For years now Capcom has been producing more and more Resident Evil games without doing anything new with them. Resident Evil: Revelations holds true to what we have seen in the past few years. If you were looking for a game of the year, this is definitely not it.
Let’s first note that the game was ported from the 3DS to consoles and then to the PC. While that may sound like a good idea, it unfortunately feels like a port, and has seemingly seen no improvements to what it was on the Nintendo 3DS.
As you can expect from Resident Evil games, you are in an action game with access to different weapons and limited ammo. You also play as iconic characters through a specific story. It does not disappoint on that side. However, while there are some elements that make the game a bit more interesting (like weapon customization) the rest is unfortunately the same old gameplay we are already used to. The A.I. is predictable, and while your partner does sometimes help out, they’re not of much assistance.
Beside the campaign, you have a multiplayer segment called Raid Mode. That part makes up for the lack of diversity in the single player mode, so much so that you will find yourself playing more of the multiplayer aspect of the game than the campaign itself.
The story is interesting if you can get through the TV-series-like episodes, with reviews of what happened previously between each episode. It does not add to the story or the gameplay. It would have felt less out of place had the game been released one episode at a time. You will rapidly encounter another aspect of the game that can be more displeasing. While you do learn of the events surrounding the setting of the game, you always end up exploring the same place in small fragments. It may feel a bit annoying to go through, as you would like to make it to the end, but it has its place in helping to break up the monotony of the setting.

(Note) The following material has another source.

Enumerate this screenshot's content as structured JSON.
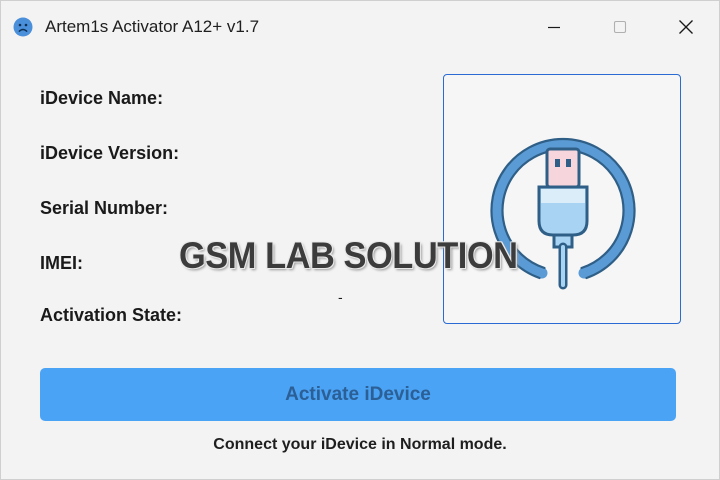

Another point to bring up is the diversity of characters you encounter and play. It might not always be the best, as some of them are rather unassuming and could have used a bit more work on them. But for the fans, playing as Jill and Chris is very welcome. Their partners are interesting because of their backstories and the overall conversations you get to witness.
All this takes place through a gloomy atmosphere, in a ghost ship full of Bio-Organic Weapons (B.O.W’s) that are all similar and lack some proper mutations. The score is R.E.-like and will not feel out of place. The music tends to ruin the element of surprise, and makes the game easier overall. Play without sound if you want a bit of a surprise, as you will not hear what obviously signals the arrival of a B.O.W. Graphics are not what you would hope of the game either. They are outdated and just an HD enhancement to the 3DS graphics. You will not be stunned by them.
This game is not cheap for a port. You will need to spend $49.99 for a game that was released over a year ago on the 3DS. It does not feel justified, particularly when you’ll need to spend more money to get your hands on the DLC.
Overall, it’s not a bad game, but it can get redundant and predictable. The story is the main redeeming point of the port, as you are otherwise just playing what everyone else played a year ago.
This review is based on the Wii U version of Resident Evil: Revelations. Also available on Xbox 360, PS3 and PC.